Dear Readers, when we awoke this morning the temperature had dropped by twenty degrees Fahrenheit, and the wind was whistling in the chimney. I thought about putting a hat on before my daily walk to exercise, and was sorry that I hadn’t when the chill blast insinuated itself into my inner ear. Still, I was determined to see what was going on on my patch, and today I decided to tune into blossom because, with this wind, a lot of it was likely to be gone by tomorrow.
I had been particularly taken by the cherry tree above. It was positively laden down with candy-pink, puffball flowers. The photo above shows it on Sunday.
By Monday, it looked like this: you can see some of the areas where the green leaves are showing through.
And the pavements look as if there has been a wedding.
Incidentally, Durham Road also has one of my favourite, favourite trees, which I am slipping in here even though it’s its leaves, not it’s blossom, that makes it so gorgeous. I love the way that the colour shades from crimson to coral.
But as usual I digress.
Our street on the County Roads has a variety of very pretty street trees. This is a crab apple that produces a whole mass of fruit in the summer, and turns golden and red in the autumn. Not bad value for a single tree, plus the parakeets sometimes strip its blossom.
Further down the street there are two striking pink crab apple trees: these might be of the old variety ‘Purple Crab Apple’ (Malus x purpurea), and at the moment they are spectacular.
Incidentally, if you live in London and want to know about your street trees, the London Street Trees map will give you a reasonable idea of what’s what (though not the individual cultivars, and some of the trees are irritatingly described as ‘other’ which is not abundantly helpful). You can access it here. Just enter your postcode, and away you go! Might be useful for an exercise session (but be careful of your social distancing, as always).
Off we go into the woods, and there are the wild relatives of some of these trees blossoming away. They may not be as fluffily-adorned as some of the ‘domesticated’ trees, but they have a delicate beauty all of their own, the pristine white flowers standing out against the crisp green foliage. Being in the wood at this time of year can feel like being at the bottom of the ocean: there is a strange otherworldly feel to it, even as we sashay past runners and children on scooters. There was a husky howling its head off as we strolled through this morning, and it reminded me that there were once wolves here, though a very, very long time ago.

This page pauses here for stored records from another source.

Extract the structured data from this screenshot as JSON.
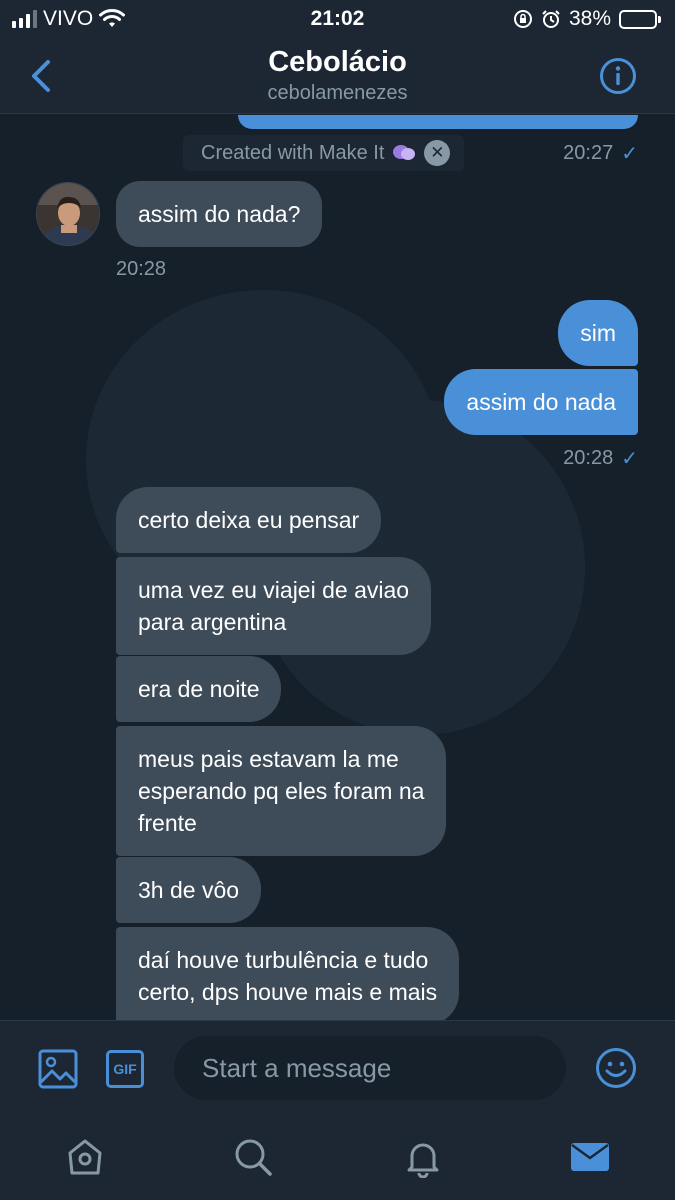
{
  "status_bar": {
    "carrier": "VIVO",
    "time": "21:02",
    "battery": "38%",
    "battery_level": 0.38
  },
  "header": {
    "title": "Cebolácio",
    "subtitle": "cebolamenezes"
  },
  "watermark": {
    "text": "Created with Make It"
  },
  "messages": [
    {
      "dir": "out",
      "time": "20:27",
      "read": true
    },
    {
      "dir": "in",
      "text": "assim do nada?",
      "time": "20:28"
    },
    {
      "dir": "out",
      "text": "sim"
    },
    {
      "dir": "out",
      "text": "assim do nada",
      "time": "20:28",
      "read": true
    },
    {
      "dir": "in",
      "text": "certo deixa eu pensar"
    },
    {
      "dir": "in",
      "text": "uma vez eu viajei de aviao\npara argentina"
    },
    {
      "dir": "in",
      "text": "era de noite"
    },
    {
      "dir": "in",
      "text": "meus pais estavam la me\nesperando pq eles foram na\nfrente"
    },
    {
      "dir": "in",
      "text": "3h de vôo"
    },
    {
      "dir": "in",
      "text": "daí houve turbulência e tudo\ncerto, dps houve mais e mais"
    }
  ],
  "composer": {
    "placeholder": "Start a message",
    "gif_label": "GIF"
  },
  "colors": {
    "background": "#15202b",
    "bar": "#1c2733",
    "accent": "#4a90d9",
    "incoming_bubble": "#3e4b59",
    "muted_text": "#8899a6"
  },
  "icons": {
    "back": "chevron-left-icon",
    "info": "info-icon",
    "image": "image-icon",
    "gif": "gif-icon",
    "emoji": "emoji-icon",
    "home": "home-icon",
    "search": "search-icon",
    "notifications": "bell-icon",
    "messages": "mail-icon"
  }
}
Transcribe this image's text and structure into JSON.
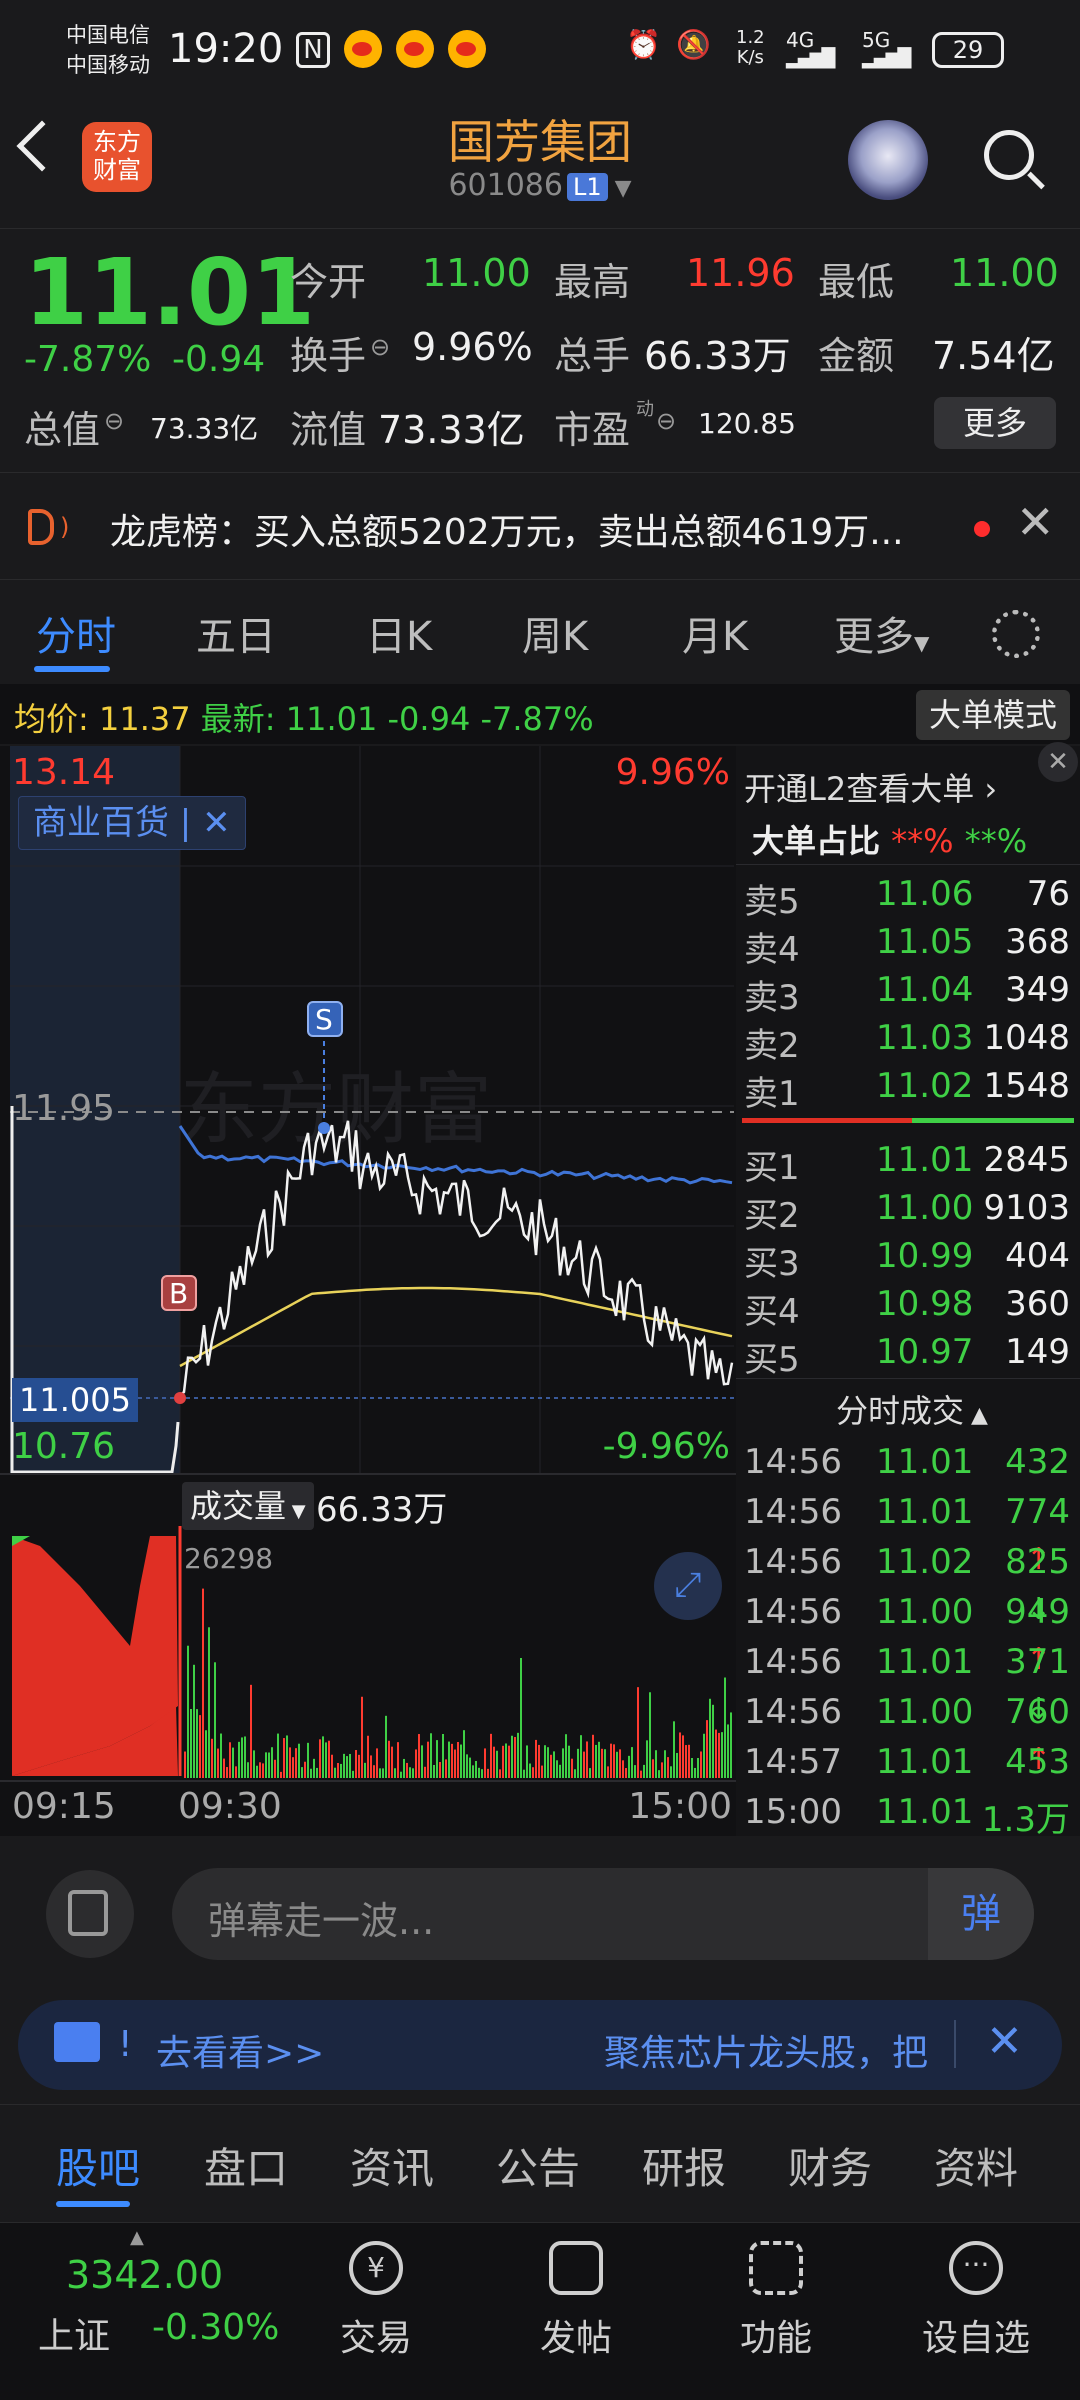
{
  "status_bar": {
    "carrier1": "中国电信",
    "carrier2": "中国移动",
    "time": "19:20",
    "net_speed_top": "1.2",
    "net_speed_bottom": "K/s",
    "net1": "4G",
    "net2": "5G",
    "battery": "29"
  },
  "header": {
    "logo_text_1": "东方",
    "logo_text_2": "财富",
    "title": "国芳集团",
    "stock_code": "601086",
    "level_badge": "L1"
  },
  "quote": {
    "last_price": "11.01",
    "change_pct": "-7.87%",
    "change_amt": "-0.94",
    "open_label": "今开",
    "open_value": "11.00",
    "high_label": "最高",
    "high_value": "11.96",
    "low_label": "最低",
    "low_value": "11.00",
    "turnover_label": "换手",
    "turnover_value": "9.96%",
    "volume_label": "总手",
    "volume_value": "66.33万",
    "amount_label": "金额",
    "amount_value": "7.54亿",
    "mktcap_label": "总值",
    "mktcap_value": "73.33亿",
    "float_label": "流值",
    "float_value": "73.33亿",
    "pe_label": "市盈",
    "pe_sup": "动",
    "pe_value": "120.85",
    "more_button": "更多"
  },
  "notice": {
    "text": "龙虎榜：买入总额5202万元，卖出总额4619万..."
  },
  "tabs": [
    {
      "label": "分时",
      "active": true
    },
    {
      "label": "五日"
    },
    {
      "label": "日K"
    },
    {
      "label": "周K"
    },
    {
      "label": "月K"
    },
    {
      "label": "更多"
    }
  ],
  "info_line": {
    "avg_label": "均价:",
    "avg_value": "11.37",
    "latest_label": "最新:",
    "latest_value": "11.01",
    "change": "-0.94",
    "change_pct": "-7.87%",
    "mode_button": "大单模式"
  },
  "chart": {
    "top_price": "13.14",
    "top_pct": "9.96%",
    "ref_price": "11.95",
    "current_price_label": "11.005",
    "bottom_price": "10.76",
    "bottom_pct": "-9.96%",
    "sector_tag": "商业百货 |",
    "buy_marker": "B",
    "sell_marker": "S",
    "watermark": "东方财富",
    "volume_label": "成交量",
    "volume_total": "66.33万",
    "volume_max": "26298",
    "time_start": "09:15",
    "time_open": "09:30",
    "time_end": "15:00",
    "colors": {
      "price_line": "#f2f2f2",
      "avg_line": "#e8d25a",
      "blue_line": "#3f74d6",
      "up": "#ff3b30",
      "down": "#3fd046"
    }
  },
  "order_book": {
    "header": "开通L2查看大单",
    "ratio_label": "大单占比",
    "ratio_red": "**%",
    "ratio_green": "**%",
    "asks": [
      {
        "label": "卖5",
        "price": "11.06",
        "vol": "76"
      },
      {
        "label": "卖4",
        "price": "11.05",
        "vol": "368"
      },
      {
        "label": "卖3",
        "price": "11.04",
        "vol": "349"
      },
      {
        "label": "卖2",
        "price": "11.03",
        "vol": "1048"
      },
      {
        "label": "卖1",
        "price": "11.02",
        "vol": "1548"
      }
    ],
    "bids": [
      {
        "label": "买1",
        "price": "11.01",
        "vol": "2845"
      },
      {
        "label": "买2",
        "price": "11.00",
        "vol": "9103"
      },
      {
        "label": "买3",
        "price": "10.99",
        "vol": "404"
      },
      {
        "label": "买4",
        "price": "10.98",
        "vol": "360"
      },
      {
        "label": "买5",
        "price": "10.97",
        "vol": "149"
      }
    ],
    "trades_header": "分时成交",
    "trades": [
      {
        "time": "14:56",
        "price": "11.01",
        "vol": "432",
        "arrow": ""
      },
      {
        "time": "14:56",
        "price": "11.01",
        "vol": "774",
        "arrow": ""
      },
      {
        "time": "14:56",
        "price": "11.02",
        "vol": "825",
        "arrow": "↑"
      },
      {
        "time": "14:56",
        "price": "11.00",
        "vol": "949",
        "arrow": "↓"
      },
      {
        "time": "14:56",
        "price": "11.01",
        "vol": "371",
        "arrow": "↑"
      },
      {
        "time": "14:56",
        "price": "11.00",
        "vol": "760",
        "arrow": "↓"
      },
      {
        "time": "14:57",
        "price": "11.01",
        "vol": "453",
        "arrow": "↑"
      },
      {
        "time": "15:00",
        "price": "11.01",
        "vol": "1.3万",
        "arrow": ""
      }
    ]
  },
  "comment": {
    "placeholder": "弹幕走一波...",
    "danmu_button": "弹"
  },
  "ad": {
    "left_text": "去看看>>",
    "right_text": "聚焦芯片龙头股，把"
  },
  "sub_tabs": [
    {
      "label": "股吧",
      "active": true
    },
    {
      "label": "盘口"
    },
    {
      "label": "资讯"
    },
    {
      "label": "公告"
    },
    {
      "label": "研报"
    },
    {
      "label": "财务"
    },
    {
      "label": "资料"
    }
  ],
  "bottom_nav": {
    "index_value": "3342.00",
    "index_name": "上证",
    "index_change": "-0.30%",
    "items": [
      {
        "label": "交易"
      },
      {
        "label": "发帖"
      },
      {
        "label": "功能"
      },
      {
        "label": "设自选"
      }
    ]
  }
}
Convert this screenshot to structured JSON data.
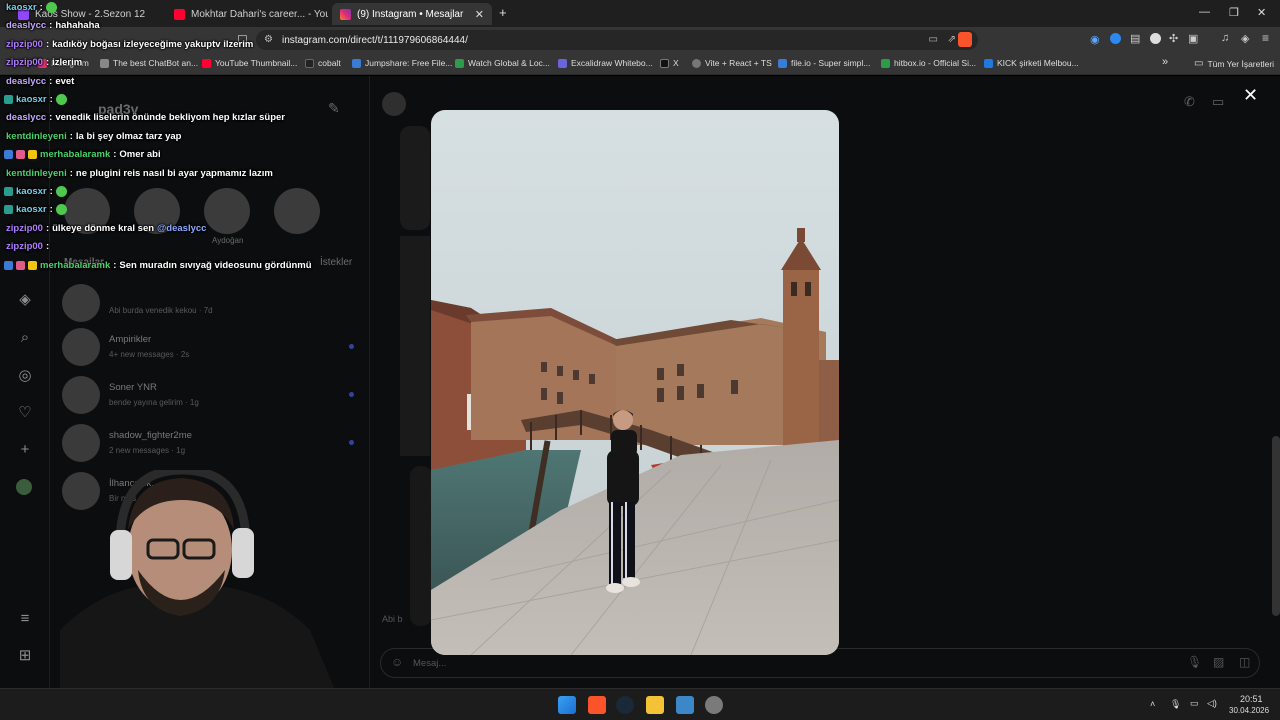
{
  "browser": {
    "tabs": [
      {
        "title": "Kaos Show - 2.Sezon 12",
        "color": "#9146ff"
      },
      {
        "title": "Mokhtar Dahari's career... - YouTube",
        "color": "#ff0033"
      },
      {
        "title": "(9) Instagram • Mesajlar",
        "color": "#e1306c",
        "active": true
      }
    ],
    "new_tab": "+",
    "url": "instagram.com/direct/t/111979606864444/",
    "bookmarks": [
      {
        "label": "Instagram",
        "color": "#e1306c"
      },
      {
        "label": "The best ChatBot an...",
        "color": "#888888"
      },
      {
        "label": "YouTube Thumbnail...",
        "color": "#ff0033"
      },
      {
        "label": "cobalt",
        "color": "#222222"
      },
      {
        "label": "Jumpshare: Free File...",
        "color": "#3a7bd5"
      },
      {
        "label": "Watch Global & Loc...",
        "color": "#2d9c4a"
      },
      {
        "label": "Excalidraw Whitebo...",
        "color": "#6965db"
      },
      {
        "label": "X",
        "color": "#111111"
      },
      {
        "label": "Vite + React + TS",
        "color": "#777777"
      },
      {
        "label": "file.io - Super simpl...",
        "color": "#3a7bd5"
      },
      {
        "label": "hitbox.io - Official Si...",
        "color": "#2d9c4a"
      },
      {
        "label": "KICK şirketi Melbou...",
        "color": "#1f7ae0"
      }
    ],
    "bookmarks_more": "»",
    "all_bookmarks": "Tüm Yer İşaretleri"
  },
  "instagram": {
    "username": "pad3v",
    "story_labels": [
      "Aydoğan"
    ],
    "tab_messages": "Mesajlar",
    "tab_requests": "İstekler",
    "conversations": [
      {
        "name": "",
        "sub": "Abi burda venedik kekou · 7d"
      },
      {
        "name": "Ampirikler",
        "sub": "4+ new messages · 2s"
      },
      {
        "name": "Soner YNR",
        "sub": "bende yayına gelirim · 1g"
      },
      {
        "name": "shadow_fighter2me",
        "sub": "2 new messages · 1g"
      },
      {
        "name": "İlhancalsk...",
        "sub": "Bir mes..."
      }
    ],
    "composer_placeholder": "Mesaj...",
    "thread_preview": "Abi b"
  },
  "modal": {
    "close": "✕"
  },
  "chat": [
    {
      "user": "kaosxr",
      "color": "#66d3f3",
      "text": "",
      "emote": true,
      "badges": []
    },
    {
      "user": "deaslycc",
      "color": "#c4a8ff",
      "text": "hahahaha",
      "badges": []
    },
    {
      "user": "zipzip00",
      "color": "#b07cff",
      "text": "kadıköy boğası izleyeceğime yakuptv ilzerim",
      "badges": []
    },
    {
      "user": "zipzip00",
      "color": "#b07cff",
      "text": "izlerim",
      "badges": []
    },
    {
      "user": "deaslycc",
      "color": "#c4a8ff",
      "text": "evet",
      "badges": []
    },
    {
      "user": "kaosxr",
      "color": "#66d3f3",
      "text": "",
      "emote": true,
      "badges": [
        "#2a9d8f"
      ]
    },
    {
      "user": "deaslycc",
      "color": "#c4a8ff",
      "text": "venedik liselerin önünde bekliyom hep kızlar süper",
      "badges": []
    },
    {
      "user": "kentdinleyeni",
      "color": "#49d26a",
      "text": "la bi şey olmaz tarz yap",
      "badges": []
    },
    {
      "user": "merhabalaramk",
      "color": "#49d26a",
      "text": "Omer abi",
      "badges": [
        "#3a7bd5",
        "#e05a8a",
        "#f1c40f"
      ]
    },
    {
      "user": "kentdinleyeni",
      "color": "#49d26a",
      "text": "ne plugini reis nasıl bi ayar yapmamız lazım",
      "badges": []
    },
    {
      "user": "kaosxr",
      "color": "#66d3f3",
      "text": "",
      "emote": true,
      "badges": [
        "#2a9d8f"
      ]
    },
    {
      "user": "kaosxr",
      "color": "#66d3f3",
      "text": "",
      "emote": true,
      "badges": [
        "#2a9d8f"
      ]
    },
    {
      "user": "zipzip00",
      "color": "#b07cff",
      "text": "ülkeye dönme kral sen",
      "mention": "@deaslycc",
      "badges": []
    },
    {
      "user": "zipzip00",
      "color": "#b07cff",
      "text": "",
      "badges": []
    },
    {
      "user": "merhabalaramk",
      "color": "#49d26a",
      "text": "Sen muradın sıvıyağ videosunu gördünmü",
      "badges": [
        "#3a7bd5",
        "#e05a8a",
        "#f1c40f"
      ]
    }
  ],
  "taskbar": {
    "time": "20:51",
    "date": "30.04.2026"
  }
}
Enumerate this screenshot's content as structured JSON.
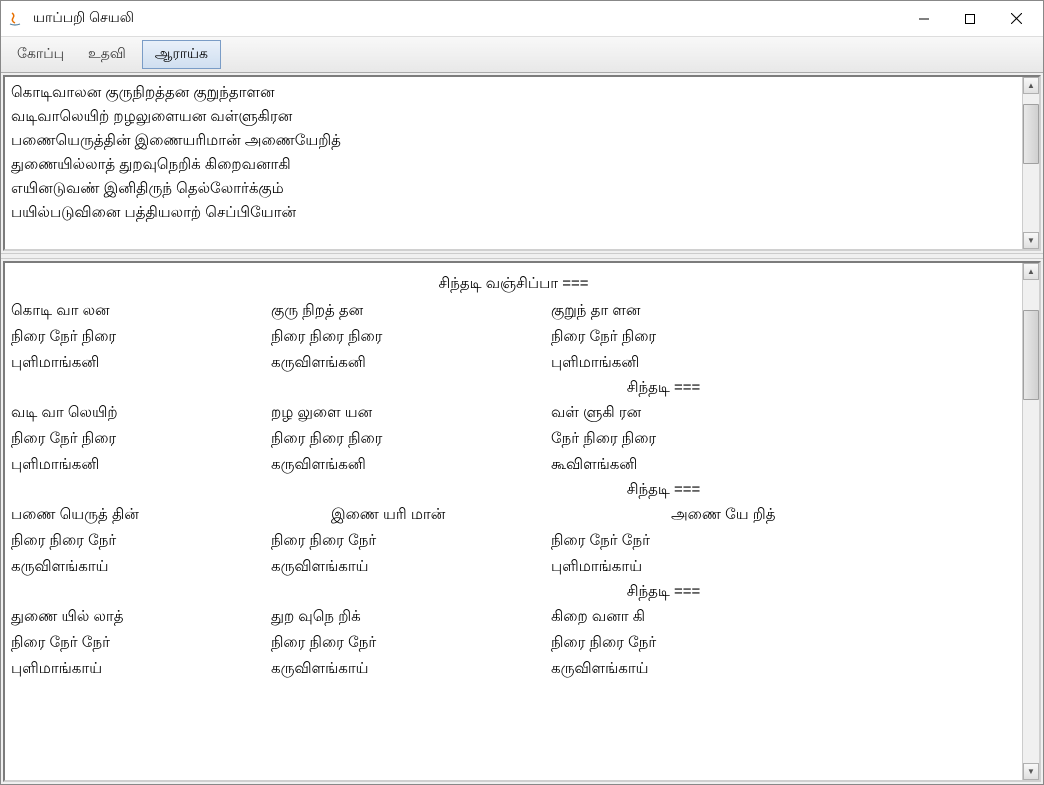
{
  "window": {
    "title": "யாப்பறி செயலி"
  },
  "toolbar": {
    "menu1": "கோப்பு",
    "menu2": "உதவி",
    "button": "ஆராய்க"
  },
  "input": {
    "lines": [
      "கொடிவாலன குருநிறத்தன குறுந்தாளன",
      "வடிவாலெயிற் றழலுளையன வள்ளுகிரன",
      "பணையெருத்தின் இணையரிமான் அணையேறித்",
      "துணையில்லாத் துறவுநெறிக் கிறைவனாகி",
      "எயினடுவண் இனிதிருந் தெல்லோர்க்கும்",
      "பயில்படுவினை பத்தியலாற் செப்பியோன்"
    ]
  },
  "analysis": {
    "title": "சிந்தடி வஞ்சிப்பா ===",
    "separator": "சிந்தடி ===",
    "blocks": [
      {
        "type": "narrow",
        "syllables": [
          "கொடி வா லன",
          "குரு நிறத் தன",
          "குறுந் தா ளன"
        ],
        "pattern": [
          "நிரை நேர் நிரை",
          "நிரை நிரை நிரை",
          "நிரை நேர் நிரை"
        ],
        "classification": [
          "புளிமாங்கனி",
          "கருவிளங்கனி",
          "புளிமாங்கனி"
        ]
      },
      {
        "type": "narrow",
        "syllables": [
          "வடி வா லெயிற்",
          "றழ லுளை யன",
          "வள் ளுகி ரன"
        ],
        "pattern": [
          "நிரை நேர் நிரை",
          "நிரை நிரை நிரை",
          "நேர் நிரை நிரை"
        ],
        "classification": [
          "புளிமாங்கனி",
          "கருவிளங்கனி",
          "கூவிளங்கனி"
        ]
      },
      {
        "type": "wide",
        "syllables": [
          "பணை யெருத் தின்",
          "இணை யரி மான்",
          "அணை யே றித்"
        ],
        "pattern": [
          "நிரை நிரை நேர்",
          "நிரை நிரை நேர்",
          "நிரை நேர் நேர்"
        ],
        "classification": [
          "கருவிளங்காய்",
          "கருவிளங்காய்",
          "புளிமாங்காய்"
        ]
      },
      {
        "type": "narrow",
        "syllables": [
          "துணை யில் லாத்",
          "துற வுநெ றிக்",
          "கிறை வனா கி"
        ],
        "pattern": [
          "நிரை நேர் நேர்",
          "நிரை நிரை நேர்",
          "நிரை நிரை நேர்"
        ],
        "classification": [
          "புளிமாங்காய்",
          "கருவிளங்காய்",
          "கருவிளங்காய்"
        ]
      }
    ]
  }
}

The plant below, for example, is Midland hawthorn (Crataegus laevigata) – the leaves are much less deeply lobed than in the common hawthorn, and this is a plant of ancient woodlands and clay soils. Apparently, when those pretty flowers are cut they have such an unpleasant smell that medieval people said it reminded them of the stench of the Great Plague. It’s probably best to leave the flowers right where they are, especially at the moment. Hawthorn generally has a rather feral scent, and one wouldn’t want to encourage it to get any worse.
And what about this tree? Looking at the leaves, I am thinking wild cherry (Prunus avium): the flowers are so white that they glow in the semi-shade. Like a lot of woodland trees, this is a rather scrappy little chap, surviving in the filtered sunlight that comes from being slightly closer to the stream than many other trees.
And so we loop back and head for home. I cannot resist taking a photo of this goat willow catkin though: soon the bees will be all over it (though it will need to warm up a bit first).
And look at this splendid single paeony just waiting to erupt in a front garden close to the woods.
I don’t know about you, but being in lockdown seems to have heightened all my senses, so that I am primed to notice the changes that happen every day in my immediate environment. It is a real privilege to be able to go out at all, and walking the same routes on a regular basis reminds me of the pleasure that there can be in observing a local ‘patch’ in all weathers. I am waking up to the delights of slowing down, and of making the most of a bad job. Dad was a very pragmatic man. I can see him now, shrugging his shoulders and settling back into his recliner with a cup of tea and the TV remote, ready for a Last of the Summer Wine marathon. He always reminded me a bit of a cat, ready to curl up in the sun and disinclined to get excited unless there was something worth getting excited about. I could learn a lot from his example.